Okay, so they wouldn’t be in the movies, Ike thought,* but they wouldn’t miss the fun of the first snowball fight. At least they would have a good time.
Before anyone knew what was happening, snowballs were flying left and right. Sammy threw one at Ike, and as it slithered down his neck, Ike shivered and pulled his scarf tighter. Tony Golida’s black jacket had white marks all over the back, where snowballs hit as he hid his face. Morton was screaming his usual, “Watch out for my glasses,” and James Higgins threw the biggest snowball of them all.
The boys were too busy to notice the whirr of the movie camera and Mr. Griffith shouting orders. “Billy, don’t miss the kid with the snow down his neck. Quick! Get the kid with the glasses. Get them all, Billy. That’s it! Get them all. What a darb! What an absolute DARB of a snowball-fight scene!”
Finally the boys were satisfied and snow covered. They looked up.
“Now that’s what I call acting!” Mr. Griffith said. “Here’s a dollar-fifty for each of you.” He reached into his pocket and paid each very snow-covered and surprised boy. Then he gave them each another nickel for shoveling.
At first Ike was speechless. He’d never seen so much money! The boys yelled “Thanks” and patted Ike on the back, a friendly pat. “What a good idea you had, Ikey,” they yelled.
“See, I told you I’d think of something,” Ike said, and he looked up at the sky, through the snowflakes and waved to someone higher.
The boys jumped up and down in the snow yelling, “We’re in the movies!
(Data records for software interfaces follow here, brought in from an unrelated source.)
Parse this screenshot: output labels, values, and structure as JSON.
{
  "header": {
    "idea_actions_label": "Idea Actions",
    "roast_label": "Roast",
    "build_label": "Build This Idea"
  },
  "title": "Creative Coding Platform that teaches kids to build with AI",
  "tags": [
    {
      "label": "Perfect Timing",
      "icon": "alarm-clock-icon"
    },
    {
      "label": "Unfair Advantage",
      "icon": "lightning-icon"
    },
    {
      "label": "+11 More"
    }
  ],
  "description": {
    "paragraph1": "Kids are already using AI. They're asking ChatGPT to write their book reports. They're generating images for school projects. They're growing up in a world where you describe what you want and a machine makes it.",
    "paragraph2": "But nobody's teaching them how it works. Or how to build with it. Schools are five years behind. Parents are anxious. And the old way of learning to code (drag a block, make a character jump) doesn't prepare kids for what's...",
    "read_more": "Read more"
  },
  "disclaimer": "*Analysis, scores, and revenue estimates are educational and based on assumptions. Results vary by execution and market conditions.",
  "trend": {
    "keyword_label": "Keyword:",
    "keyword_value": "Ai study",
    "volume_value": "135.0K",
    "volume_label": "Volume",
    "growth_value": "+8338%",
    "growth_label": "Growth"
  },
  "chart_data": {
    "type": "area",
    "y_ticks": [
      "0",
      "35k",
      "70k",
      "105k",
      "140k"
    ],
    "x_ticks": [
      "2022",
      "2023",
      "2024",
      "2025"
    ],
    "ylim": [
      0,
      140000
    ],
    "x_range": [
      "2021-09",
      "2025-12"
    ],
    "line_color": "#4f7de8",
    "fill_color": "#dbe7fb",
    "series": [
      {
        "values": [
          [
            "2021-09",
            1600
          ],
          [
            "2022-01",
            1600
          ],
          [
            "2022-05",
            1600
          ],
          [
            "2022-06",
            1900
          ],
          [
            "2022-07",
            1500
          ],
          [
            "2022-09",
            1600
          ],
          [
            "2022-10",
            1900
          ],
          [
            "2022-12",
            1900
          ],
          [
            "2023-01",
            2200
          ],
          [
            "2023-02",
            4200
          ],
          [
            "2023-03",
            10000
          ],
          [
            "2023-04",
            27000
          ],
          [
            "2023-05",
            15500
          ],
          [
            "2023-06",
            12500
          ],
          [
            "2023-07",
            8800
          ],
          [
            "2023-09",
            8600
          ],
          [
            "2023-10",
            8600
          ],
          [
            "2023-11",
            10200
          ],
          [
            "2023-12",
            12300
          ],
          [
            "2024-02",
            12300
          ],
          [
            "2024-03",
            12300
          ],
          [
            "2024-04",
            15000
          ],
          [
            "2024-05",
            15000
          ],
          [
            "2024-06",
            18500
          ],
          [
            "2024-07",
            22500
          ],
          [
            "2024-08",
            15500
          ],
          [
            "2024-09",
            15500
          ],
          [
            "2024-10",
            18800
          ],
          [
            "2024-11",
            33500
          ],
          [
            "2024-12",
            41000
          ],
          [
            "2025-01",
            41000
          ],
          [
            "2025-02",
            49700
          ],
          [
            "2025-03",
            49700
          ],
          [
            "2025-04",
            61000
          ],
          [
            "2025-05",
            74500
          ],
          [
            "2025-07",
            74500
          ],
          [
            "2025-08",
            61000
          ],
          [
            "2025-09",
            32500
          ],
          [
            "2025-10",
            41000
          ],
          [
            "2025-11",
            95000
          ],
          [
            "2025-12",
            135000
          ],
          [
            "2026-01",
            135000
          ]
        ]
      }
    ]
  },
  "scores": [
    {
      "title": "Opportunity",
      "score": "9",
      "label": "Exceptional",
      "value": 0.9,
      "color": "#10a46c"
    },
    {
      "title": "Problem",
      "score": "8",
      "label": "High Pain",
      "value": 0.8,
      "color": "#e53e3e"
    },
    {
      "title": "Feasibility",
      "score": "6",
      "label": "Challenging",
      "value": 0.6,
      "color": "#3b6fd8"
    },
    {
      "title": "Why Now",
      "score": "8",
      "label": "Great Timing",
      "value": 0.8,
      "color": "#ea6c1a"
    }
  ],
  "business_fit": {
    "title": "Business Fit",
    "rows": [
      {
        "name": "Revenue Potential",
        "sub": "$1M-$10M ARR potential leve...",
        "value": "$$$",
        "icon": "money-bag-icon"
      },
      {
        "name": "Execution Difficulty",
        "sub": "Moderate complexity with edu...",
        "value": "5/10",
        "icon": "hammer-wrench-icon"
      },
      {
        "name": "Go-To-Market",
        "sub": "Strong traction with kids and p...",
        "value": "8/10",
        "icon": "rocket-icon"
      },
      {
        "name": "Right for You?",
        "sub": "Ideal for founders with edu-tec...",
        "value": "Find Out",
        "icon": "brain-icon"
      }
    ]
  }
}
We’re stars!’’ And James Higgins felt the dollar bill between his thumb and middle fingers the way Mama always felt cloth. “We’re rich!” he yelled. “We can take all our folks to the movies and our brothers and sisters, too!”
“We’ll fill up the whole theater,” Ike added. “And wait until the usher sees all of us paying customers.” Then he looked around at the piled-up snow . . . “If we ever get home.”
He wanted to stay some more to watch the camera and all, but he knew this snow meant business. After all, it had been saved in that cloud up there for three months.
“We better get on our way,” he shouted.
“Let’s break—a short break,” Mr. Griffith bellowed through the megaphone. “I’m hungry! Let’s eat,” he said. “And Miss Gish, pull your cape tightly closed . . . I’m cold.”
Ike wondered if he was thinking of Mama waiting and worrying at home or did Mr. Griffith really talk just like her.
Then Mr. Griffith thanked the boys and asked them where they were from and how they would get home in this blizzard.
Carol Snyder was born and raised in Brooklyn and attended Brooklyn College. In addition to writing, she teaches a writers’ workshop and lectures in the New Jersey young authors’ conferences. She is the author of two previous books about Ike and Mama, Ike and Mama and the Once-a-Year Suit and Ike and Mama and the Block Wedding, which was the winner of the 1979 Association of Jewish Libraries Book Award. Ms. Snyder and her husband live in New Jersey with their two daughters.